** Opening Material provided block **

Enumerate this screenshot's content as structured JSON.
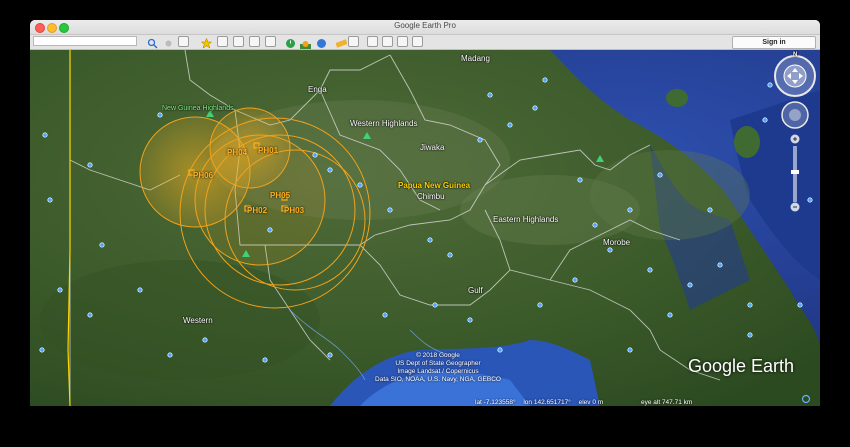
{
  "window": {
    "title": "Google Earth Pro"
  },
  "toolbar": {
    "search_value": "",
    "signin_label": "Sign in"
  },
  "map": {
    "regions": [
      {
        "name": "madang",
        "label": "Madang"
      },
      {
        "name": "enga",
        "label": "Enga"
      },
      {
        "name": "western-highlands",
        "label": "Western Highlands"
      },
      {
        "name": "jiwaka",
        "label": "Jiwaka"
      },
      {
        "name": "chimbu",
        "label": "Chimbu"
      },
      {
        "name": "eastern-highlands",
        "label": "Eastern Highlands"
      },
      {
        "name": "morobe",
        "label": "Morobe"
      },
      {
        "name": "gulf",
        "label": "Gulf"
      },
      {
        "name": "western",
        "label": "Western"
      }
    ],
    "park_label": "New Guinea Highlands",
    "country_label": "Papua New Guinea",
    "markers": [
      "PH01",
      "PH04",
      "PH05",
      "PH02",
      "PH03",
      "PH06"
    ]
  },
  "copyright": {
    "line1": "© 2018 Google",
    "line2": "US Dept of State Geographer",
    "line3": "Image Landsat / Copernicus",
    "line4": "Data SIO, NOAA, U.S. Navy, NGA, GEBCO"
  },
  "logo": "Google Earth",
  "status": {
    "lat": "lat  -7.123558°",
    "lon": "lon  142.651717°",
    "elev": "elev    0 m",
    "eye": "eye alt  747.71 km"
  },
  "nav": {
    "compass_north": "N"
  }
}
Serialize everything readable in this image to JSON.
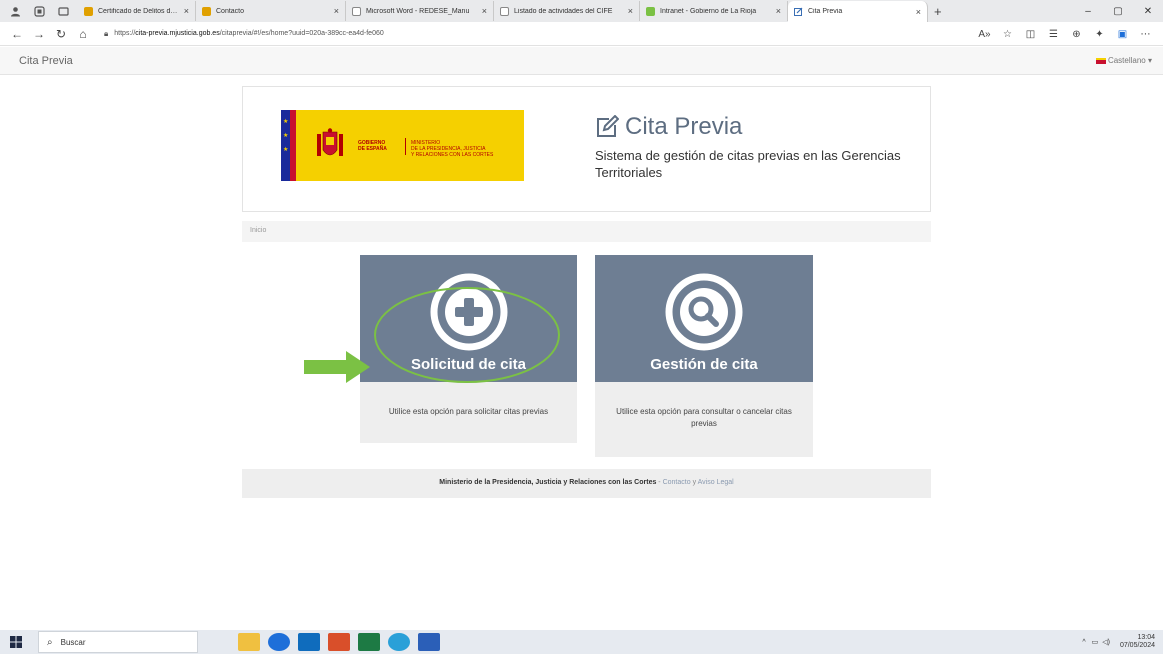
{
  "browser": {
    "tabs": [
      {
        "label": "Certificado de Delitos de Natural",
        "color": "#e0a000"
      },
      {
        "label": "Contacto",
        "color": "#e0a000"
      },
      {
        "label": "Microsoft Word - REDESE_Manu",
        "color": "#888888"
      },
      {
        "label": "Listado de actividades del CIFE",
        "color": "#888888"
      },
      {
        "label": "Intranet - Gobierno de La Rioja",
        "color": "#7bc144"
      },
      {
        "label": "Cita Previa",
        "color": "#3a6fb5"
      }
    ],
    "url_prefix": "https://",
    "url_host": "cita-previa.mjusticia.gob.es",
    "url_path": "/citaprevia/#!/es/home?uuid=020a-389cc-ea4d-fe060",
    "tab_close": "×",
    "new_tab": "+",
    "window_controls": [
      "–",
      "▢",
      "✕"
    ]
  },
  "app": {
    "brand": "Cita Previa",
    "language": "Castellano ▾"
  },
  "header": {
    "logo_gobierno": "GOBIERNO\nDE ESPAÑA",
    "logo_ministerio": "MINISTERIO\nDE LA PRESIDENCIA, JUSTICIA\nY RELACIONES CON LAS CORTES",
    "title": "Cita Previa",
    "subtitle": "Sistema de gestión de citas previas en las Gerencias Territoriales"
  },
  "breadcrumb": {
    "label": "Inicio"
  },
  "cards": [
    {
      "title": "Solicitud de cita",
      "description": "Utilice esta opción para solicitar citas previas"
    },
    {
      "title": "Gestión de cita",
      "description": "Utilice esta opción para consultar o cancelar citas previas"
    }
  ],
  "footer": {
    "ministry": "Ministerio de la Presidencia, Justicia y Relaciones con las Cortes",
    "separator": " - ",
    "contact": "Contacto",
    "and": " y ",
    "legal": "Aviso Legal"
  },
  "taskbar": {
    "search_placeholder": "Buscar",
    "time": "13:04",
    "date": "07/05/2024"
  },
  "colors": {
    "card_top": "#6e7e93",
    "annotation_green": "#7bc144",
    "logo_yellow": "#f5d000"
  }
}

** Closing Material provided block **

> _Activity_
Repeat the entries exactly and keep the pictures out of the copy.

> _Completed exercise_
Enumerate this screenshot's content as structured JSON.
{
  "window": {
    "title": "Google Earth Pro"
  },
  "toolbar": {
    "search_value": "",
    "signin_label": "Sign in"
  },
  "map": {
    "regions": [
      {
        "name": "madang",
        "label": "Madang"
      },
      {
        "name": "enga",
        "label": "Enga"
      },
      {
        "name": "western-highlands",
        "label": "Western Highlands"
      },
      {
        "name": "jiwaka",
        "label": "Jiwaka"
      },
      {
        "name": "chimbu",
        "label": "Chimbu"
      },
      {
        "name": "eastern-highlands",
        "label": "Eastern Highlands"
      },
      {
        "name": "morobe",
        "label": "Morobe"
      },
      {
        "name": "gulf",
        "label": "Gulf"
      },
      {
        "name": "western",
        "label": "Western"
      }
    ],
    "park_label": "New Guinea Highlands",
    "country_label": "Papua New Guinea",
    "markers": [
      "PH01",
      "PH04",
      "PH05",
      "PH02",
      "PH03",
      "PH06"
    ]
  },
  "copyright": {
    "line1": "© 2018 Google",
    "line2": "US Dept of State Geographer",
    "line3": "Image Landsat / Copernicus",
    "line4": "Data SIO, NOAA, U.S. Navy, NGA, GEBCO"
  },
  "logo": "Google Earth",
  "status": {
    "lat": "lat  -7.123558°",
    "lon": "lon  142.651717°",
    "elev": "elev    0 m",
    "eye": "eye alt  747.71 km"
  },
  "nav": {
    "compass_north": "N"
  }
}
Serialize everything readable in this image to JSON.
{
  "browser": {
    "tabs": [
      {
        "label": "Certificado de Delitos de Natural",
        "color": "#e0a000"
      },
      {
        "label": "Contacto",
        "color": "#e0a000"
      },
      {
        "label": "Microsoft Word - REDESE_Manu",
        "color": "#888888"
      },
      {
        "label": "Listado de actividades del CIFE",
        "color": "#888888"
      },
      {
        "label": "Intranet - Gobierno de La Rioja",
        "color": "#7bc144"
      },
      {
        "label": "Cita Previa",
        "color": "#3a6fb5"
      }
    ],
    "url_prefix": "https://",
    "url_host": "cita-previa.mjusticia.gob.es",
    "url_path": "/citaprevia/#!/es/home?uuid=020a-389cc-ea4d-fe060",
    "tab_close": "×",
    "new_tab": "+",
    "window_controls": [
      "–",
      "▢",
      "✕"
    ]
  },
  "app": {
    "brand": "Cita Previa",
    "language": "Castellano ▾"
  },
  "header": {
    "logo_gobierno": "GOBIERNO\nDE ESPAÑA",
    "logo_ministerio": "MINISTERIO\nDE LA PRESIDENCIA, JUSTICIA\nY RELACIONES CON LAS CORTES",
    "title": "Cita Previa",
    "subtitle": "Sistema de gestión de citas previas en las Gerencias Territoriales"
  },
  "breadcrumb": {
    "label": "Inicio"
  },
  "cards": [
    {
      "title": "Solicitud de cita",
      "description": "Utilice esta opción para solicitar citas previas"
    },
    {
      "title": "Gestión de cita",
      "description": "Utilice esta opción para consultar o cancelar citas previas"
    }
  ],
  "footer": {
    "ministry": "Ministerio de la Presidencia, Justicia y Relaciones con las Cortes",
    "separator": " - ",
    "contact": "Contacto",
    "and": " y ",
    "legal": "Aviso Legal"
  },
  "taskbar": {
    "search_placeholder": "Buscar",
    "time": "13:04",
    "date": "07/05/2024"
  },
  "colors": {
    "card_top": "#6e7e93",
    "annotation_green": "#7bc144",
    "logo_yellow": "#f5d000"
  }
}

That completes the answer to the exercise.